Mission and Purpose – To engage, educate, entertain and inspire listeners to excel in any area of life by mastering the science of execution and Peak Performance.  You will learn the necessary roadmap, strategies, tools, and psychology to win this game.

Want More Impact… Add Humor | Andrew Tarvin | Episode #641

ANDREW TARVIN is the world’s first humor engineer, teaching people how to get better results while having more fun. Combining his background as a project manager at Procter & Gamble with his experience as a stand-up comedian, he reverse-engineers the skill of humor in a way that is practical, actionable, and gets results in the workplace.

Through his company, Humor That Works, Drew has worked with more than 35,000 people at over 250 organizations, including Microsoft, the FBI, and the International Association of Canine Professionals. He is a bestselling author; has been featured in The Wall Street Journal, Forbes, and Fast Company; and his TEDx talk has been viewed more than four million times. He loves the color orange, is obsessed with chocolate, and can solve a Rubiks Cube (but it takes like 7 minutes).

 

Connect with Andrew:

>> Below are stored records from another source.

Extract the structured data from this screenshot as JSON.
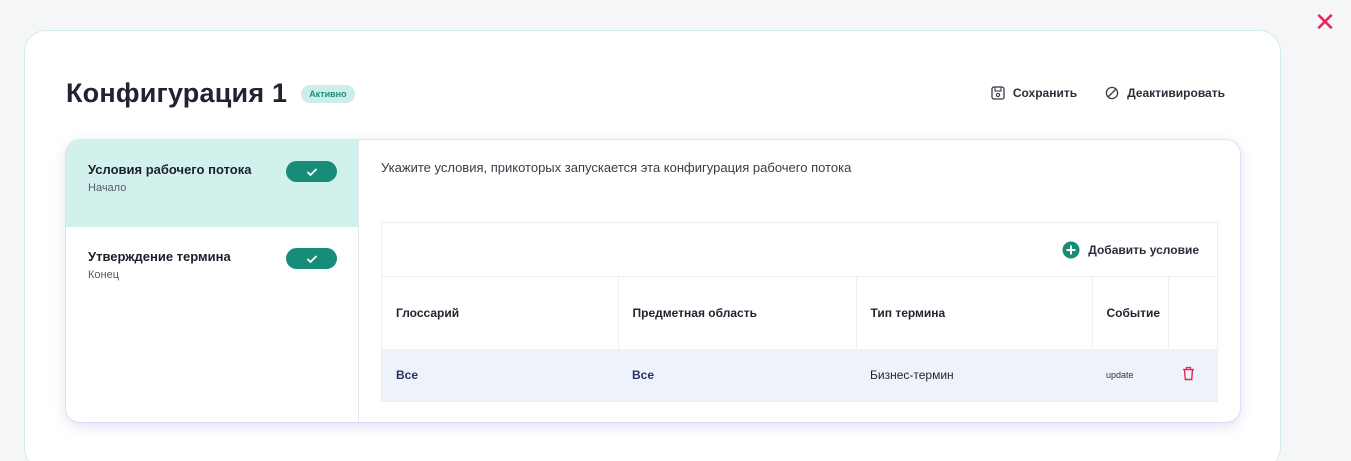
{
  "close": {
    "icon": "close-icon"
  },
  "header": {
    "title": "Конфигурация 1",
    "status": "Активно",
    "save_label": "Сохранить",
    "deactivate_label": "Деактивировать"
  },
  "steps": [
    {
      "title": "Условия рабочего потока",
      "subtitle": "Начало",
      "completed": true,
      "active": true
    },
    {
      "title": "Утверждение термина",
      "subtitle": "Конец",
      "completed": true,
      "active": false
    }
  ],
  "content": {
    "hint": "Укажите условия, прикоторых запускается эта конфигурация рабочего потока",
    "add_condition": "Добавить условие"
  },
  "table": {
    "columns": [
      "Глоссарий",
      "Предметная область",
      "Тип термина",
      "Событие",
      ""
    ],
    "rows": [
      {
        "glossary": "Все",
        "domain": "Все",
        "term_type": "Бизнес-термин",
        "event": "update"
      }
    ]
  },
  "colors": {
    "accent": "#178c78",
    "danger": "#e5275a",
    "annotation_arrow": "#f05a28"
  }
}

Facebook: https://www.facebook.com/drewtarvin

Twitter: https://twitter.com/drewtarvin

Instagram: https://www.instagram.com/drewtarvin/

LinkedIn: https://www.linkedin.com/in/drewtarvin/

YouTube: https://www.youtube.com/drewtarvin

 

PEAK PERFORMANCE NATION

A community dedicated to raising your game to the next level by learning how to Execute at the highest level and eliminating the obstacles that keep you from being the leader you were born to be.

Join group here:  https://www.facebook.com/groups/PeakPerformanceNation/

 

SPONSORS & FREE OFFERS

Audible - Free Audio Book & 30 Day Trial 

Blue Apron -  $30 Off Your First Order

 

Acuity Scheduling - Stop Wasting Time Setting Up Meetings

Peak Accountability - http://www.thorconklin.com/accountability/

Thank you once again for listening

Please follow us on:

Facebook: Thor Conklin   

Twitter: @ThorConklin

Website: http://www.thorconklin.com

 

ThorConklin.com

Thor Conklin Media

Peak Performers Podcast

Peak Performance Nation

  

#1 Podcast on how to get things done.  Learn from Peak Performers in all areas of life and Business.  Do you know what to do but can’t figure out why you are not executing what you already know?   If so, this Podcast will give you the tools, strategies, and psychology to not only break through the choke point but to truly become a Peak Performer.  

Thor will be sharing his tools and strategies as well as interviewing inspiring Peak Performers that are Entrepreneur’s, Professional Athletes, Business leaders, Military, Technology guru’s, Health and Fitness masters, Relationships Experts as well as Music & Entertainment superstars.  

Mission and Purpose – To engage, educate, entertain and inspire listeners to excel in any area of life by mastering the science of execution and Peak Performance.  You will learn the necessary roadmap, strategies, tools, and psychology to win this game.